And the LORD heard the voice of your words, when you spoke to me; and the LORD said to me…
I. A WORD OF WARNING. The fervent desire here expressed implies a sense of danger, and the probability that many would not continue in the fear and commandments of God. It is not by a single resolution, however firm, or by a single effort, however strong, that a war like this can be concluded. The man who thinks so, vastly underrates the power of his spiritual enemies, and does but build his house upon a foundation of sand, which, when the tempests of trial come, will give way beneath him. Nay, more, while this is true of all, it is especially true of young believers, who are going forth for the first time to assay their armour in the battle. Let me very briefly point out to you some sources of this especial danger.
1. There is a risk in the very vehemence of your present resolutions. Your souls are now all on fire; you stand adoring before the wondrous truths of a redeeming God, and of an endless eternity. In the fervency of that holy enthusiasm, difficulties seem to vanish, and temptations to be as nothing; and you are liable to go forth, therefore, overrating your strength, and thinking that it will always be with you as it is at the present moment.
2. Another danger arises from your inexperience; and this in two points. As to the world around you, you are but standing as yet upon its very threshold, untried by the sense of individual responsibility, and untaught by the actual cares of life. You see before you the future, with its bright points, while its trials are mercifully hidden from you. You are like a traveller, who from some hilltop looks down upon the smiling valley beneath, radiant with a thousand lights, and spread before the eye in all its grace and beauty. He sees all the blended beauties of the scene, but the dangers which lie before his path are hidden from him in the distance. So you, in your view of your natural life, see its hopes and pleasures, while the troubles, labours, and anxieties which will be blended with them are unseen by you as yet. There is, consequently, a risk lest you value it too highly in the estimate of the worth of the two worlds to which you belong. And there is the greater danger of this, because in your view of the spiritual life your inexperience has an effect exactly the reverse of what it has in your temporal. Here you see all its difficulties, its self-denials, its privations; but the deep peace it brings, the wondrous glimpses of God, which cheer the soul meanwhile, as Stephen was cheered, when, through the opened heavens, he saw the Son of Man sitting at the right hand of God — these as yet you know not: these remain to be experienced, and can no more be told in words, than you can communicate to the dull canvas the gleaming radiance of a noontide sun.
3. There is a peculiar danger in the very buoyancy and animation of spirits, and that disposition to thoughtlessness, which characterise our early years. These things, if guided by grace, may indeed but give a greater constancy to zeal, and a warmer fervency to love; but unless they are carefully watched and disciplined, they may likewise lead into sore temptations, may open many a path of danger, and even seduce you unawares into sin.

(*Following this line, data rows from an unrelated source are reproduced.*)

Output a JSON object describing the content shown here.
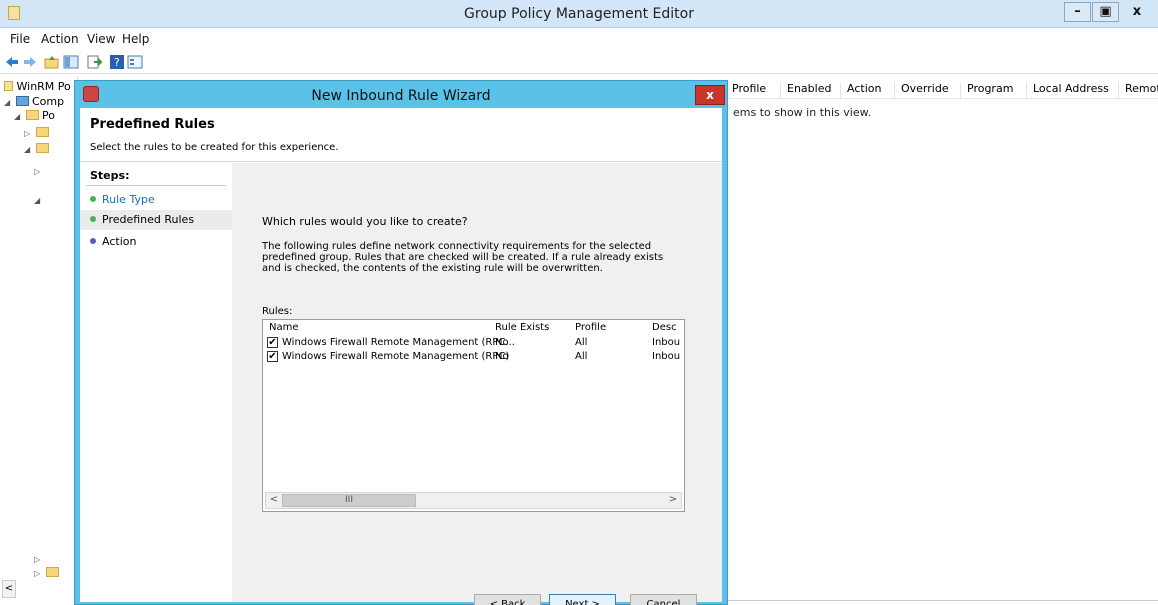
{
  "window": {
    "title": "Group Policy Management Editor"
  },
  "menu": [
    "File",
    "Action",
    "View",
    "Help"
  ],
  "toolbar": {
    "icons": [
      "back-arrow-icon",
      "forward-arrow-icon",
      "up-folder-icon",
      "show-hide-tree-icon",
      "export-list-icon",
      "help-icon",
      "properties-icon"
    ]
  },
  "tree": {
    "root": "WinRM Po",
    "comp": "Comp",
    "po": "Po"
  },
  "list": {
    "columns": [
      "Profile",
      "Enabled",
      "Action",
      "Override",
      "Program",
      "Local Address",
      "Remot"
    ],
    "empty": "ems to show in this view."
  },
  "dialog": {
    "title": "New Inbound Rule Wizard",
    "close": "x",
    "heading": "Predefined Rules",
    "subheading": "Select the rules to be created for this experience.",
    "steps_title": "Steps:",
    "steps": [
      {
        "label": "Rule Type"
      },
      {
        "label": "Predefined Rules"
      },
      {
        "label": "Action"
      }
    ],
    "question": "Which rules would you like to create?",
    "description": "The following rules define network connectivity requirements for the selected predefined group. Rules that are checked will be created. If a rule already exists and is checked, the contents of the existing rule will be overwritten.",
    "rules_label": "Rules:",
    "columns": [
      "Name",
      "Rule Exists",
      "Profile",
      "Desc"
    ],
    "rows": [
      {
        "checked": true,
        "name": "Windows Firewall Remote Management (RPC...",
        "exists": "No",
        "profile": "All",
        "desc": "Inbou"
      },
      {
        "checked": true,
        "name": "Windows Firewall Remote Management (RPC)",
        "exists": "No",
        "profile": "All",
        "desc": "Inbou"
      }
    ],
    "back": "< Back",
    "next": "Next >",
    "cancel": "Cancel"
  },
  "colors": {
    "dialog_frame": "#5bc2e7",
    "close": "#c7352b",
    "step_active": "#1a6fb0",
    "dot_done": "#4caf50",
    "dot_todo": "#5a5ac8"
  }
}
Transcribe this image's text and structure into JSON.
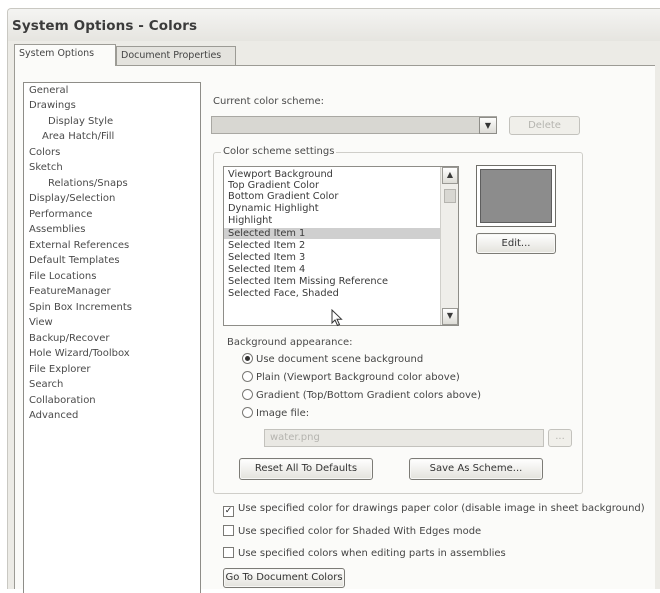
{
  "window": {
    "title": "System Options - Colors"
  },
  "tabs": [
    {
      "label": "System Options",
      "active": true
    },
    {
      "label": "Document Properties",
      "active": false
    }
  ],
  "nav": {
    "items": [
      {
        "label": "General",
        "indent": false
      },
      {
        "label": "Drawings",
        "indent": false
      },
      {
        "label": "Display Style",
        "indent": true
      },
      {
        "label": "Area Hatch/Fill",
        "indent": true
      },
      {
        "label": "Colors",
        "indent": false,
        "selected": true
      },
      {
        "label": "Sketch",
        "indent": false
      },
      {
        "label": "Relations/Snaps",
        "indent": true
      },
      {
        "label": "Display/Selection",
        "indent": false
      },
      {
        "label": "Performance",
        "indent": false
      },
      {
        "label": "Assemblies",
        "indent": false
      },
      {
        "label": "External References",
        "indent": false
      },
      {
        "label": "Default Templates",
        "indent": false
      },
      {
        "label": "File Locations",
        "indent": false
      },
      {
        "label": "FeatureManager",
        "indent": false
      },
      {
        "label": "Spin Box Increments",
        "indent": false
      },
      {
        "label": "View",
        "indent": false
      },
      {
        "label": "Backup/Recover",
        "indent": false
      },
      {
        "label": "Hole Wizard/Toolbox",
        "indent": false
      },
      {
        "label": "File Explorer",
        "indent": false
      },
      {
        "label": "Search",
        "indent": false
      },
      {
        "label": "Collaboration",
        "indent": false
      },
      {
        "label": "Advanced",
        "indent": false
      }
    ]
  },
  "scheme": {
    "label": "Current color scheme:",
    "value": "",
    "delete_label": "Delete"
  },
  "settings": {
    "group_label": "Color scheme settings",
    "items": [
      "Viewport Background",
      "Top Gradient Color",
      "Bottom Gradient Color",
      "Dynamic Highlight",
      "Highlight",
      "Selected Item 1",
      "Selected Item 2",
      "Selected Item 3",
      "Selected Item 4",
      "Selected Item Missing Reference",
      "Selected Face, Shaded"
    ],
    "selected_index": 5,
    "swatch_color": "#8c8c8c",
    "edit_label": "Edit..."
  },
  "background": {
    "label": "Background appearance:",
    "options": [
      {
        "label": "Use document scene background",
        "selected": true
      },
      {
        "label": "Plain (Viewport Background color above)",
        "selected": false
      },
      {
        "label": "Gradient (Top/Bottom Gradient colors above)",
        "selected": false
      },
      {
        "label": "Image file:",
        "selected": false
      }
    ],
    "image_file": "water.png",
    "browse_label": "...",
    "reset_label": "Reset All To Defaults",
    "save_label": "Save As Scheme..."
  },
  "checks": [
    {
      "label": "Use specified color for drawings paper color (disable image in sheet background)",
      "checked": true
    },
    {
      "label": "Use specified color for Shaded With Edges mode",
      "checked": false
    },
    {
      "label": "Use specified colors when editing parts in assemblies",
      "checked": false
    }
  ],
  "go_to_label": "Go To Document Colors"
}
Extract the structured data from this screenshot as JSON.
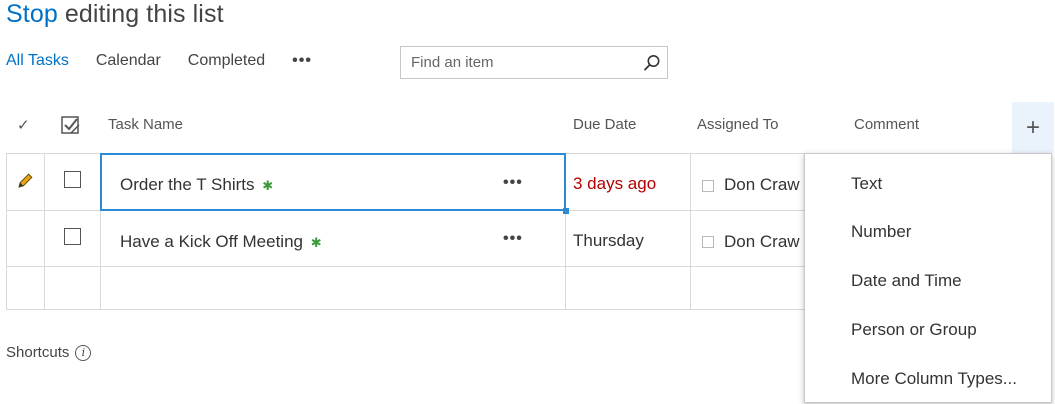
{
  "header": {
    "title_action": "Stop",
    "title_rest": " editing this list"
  },
  "views": {
    "items": [
      "All Tasks",
      "Calendar",
      "Completed"
    ],
    "more": "•••"
  },
  "search": {
    "placeholder": "Find an item"
  },
  "columns": {
    "check": "✓",
    "task_name": "Task Name",
    "due_date": "Due Date",
    "assigned_to": "Assigned To",
    "comment": "Comment",
    "add": "+"
  },
  "rows": [
    {
      "task": "Order the T Shirts",
      "new_marker": "✱",
      "actions": "•••",
      "due": "3 days ago",
      "assigned": "Don Craw"
    },
    {
      "task": "Have a Kick Off Meeting",
      "new_marker": "✱",
      "actions": "•••",
      "due": "Thursday",
      "assigned": "Don Craw"
    }
  ],
  "column_type_menu": [
    "Text",
    "Number",
    "Date and Time",
    "Person or Group",
    "More Column Types..."
  ],
  "footer": {
    "shortcuts": "Shortcuts",
    "info": "i"
  },
  "colors": {
    "accent": "#0072c6",
    "late": "#b40000",
    "new_marker": "#3a9a3a",
    "edit_border": "#2f8ad6"
  }
}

II. A WORD OF ENCOURAGEMENT. If the text clearly implies danger, it implies with equal clearness the possibility of that danger being overcome. He who knoweth all things, and from whose omniscience is not hidden either one outward temptation or one inward thought, would never impute as a fault to the soul that which Was beyond its power. It is very needful that this, too, should be borne in mind; for with what courage shall we wage a hopeless war, or attempt to accomplish anything, if we feel, crushing our spirit all the while, the conviction that success is impossible? Here, however, all is possible, if we have but the heart to do it — if there be in us no hesitating thoughts, no doubtful purposes, no affections which cling still to the world. Observe how everything is supposed to be easy, if this one thing were but possessed — "O that there were such an heart in them!" not such as beats naturally in the breast of man, self-willed, carnal in its tastes, shrinking in unholy repugnance from God, and finding in the things that perish its choicest treasure, but such a heart as turns simply and wholly to the redeeming Saviour, a heart quickened with a heavenly life.
III. A WORD OF ADVICE.
1. If you are earnestly desirous of fighting this holy warfare, and attaining by God's help these promises, never permit yourselves to neglect the means of grace. If you are not in earnest, do not deceive yourselves with a name; but have the courage to appear to your own hearts what you really are — strangers to the promises, and aliens to the covenant of grace.
2. Let me press upon you the duty of a daily self-examination.
3. Look well to the character of those whom you choose as the friends and companions of your life.
(E. Garbett, M. A.)
Parallel VersesKJV: And the LORD heard the voice of your words, when ye spake unto me; and the LORD said unto me, I have heard the voice of the words of this people, which they have spoken unto thee: they have well said all that they have spoken.
WEB: Yahweh heard the voice of your words, when you spoke to me; and Yahweh said to me, "I have heard the voice of the words of this people, which they have spoken to you: they have well said all that they have spoken.